by DANIEL W. BROMLEY
32p, 71,317 bytes
Fellows Address presented at the annual meeting of the American Agricultural Economics Association
Toronto, Canada, July 27-30, 1997
The market is offered up as the preferred solution to a wide range of problems, and as the truth rule by which to judge particular policy outcomes. Unfortunately, advocacy for the market rests on a false dichotomy between the "free" market and so-called government intervention, it ignores the constructed scarcities around which economists mobilize our analytical equipment, it ignores the logical impossibility of the market as a coherent metric by which to judge policy change, it is confused about the role of markets as guarantors of individual freedom, and it is predicated upon the quaint idea that market-based outcomes offer economists an objective truth rule for pronouncing on the social desirability of particular allocational results.
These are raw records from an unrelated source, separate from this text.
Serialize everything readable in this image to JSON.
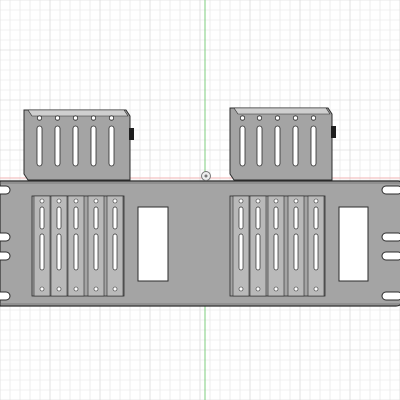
{
  "viewport": {
    "background": "#ffffff",
    "grid_minor_color": "#e3e3e3",
    "grid_major_color": "#cfcfcf",
    "axis_vertical_color": "#7ccd7c",
    "axis_horizontal_color": "#f2b3b3"
  },
  "model": {
    "body_fill": "#a4a4a4",
    "edge_color": "#2b2b2b",
    "highlight_fill": "#cfcfcf",
    "slot_fill": "#ffffff",
    "origin_marker_icon": "origin-marker-icon"
  }
}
Economics has, since the early part of this century, been caught up in the geo-political struggle about whether a planned or a market economy is the superior way to organize social provisioning. The demise of Stalinist economics provides us with the opportunity now to be more circumspect about the alleged wonders of the market. Having won the battle against the planners, we must now be wary of losing the war to the general citizenry at home who remain seriously conflicted and fickle about the wonders of the market. In other words, it is time for some modesty about the alleged magic of the market.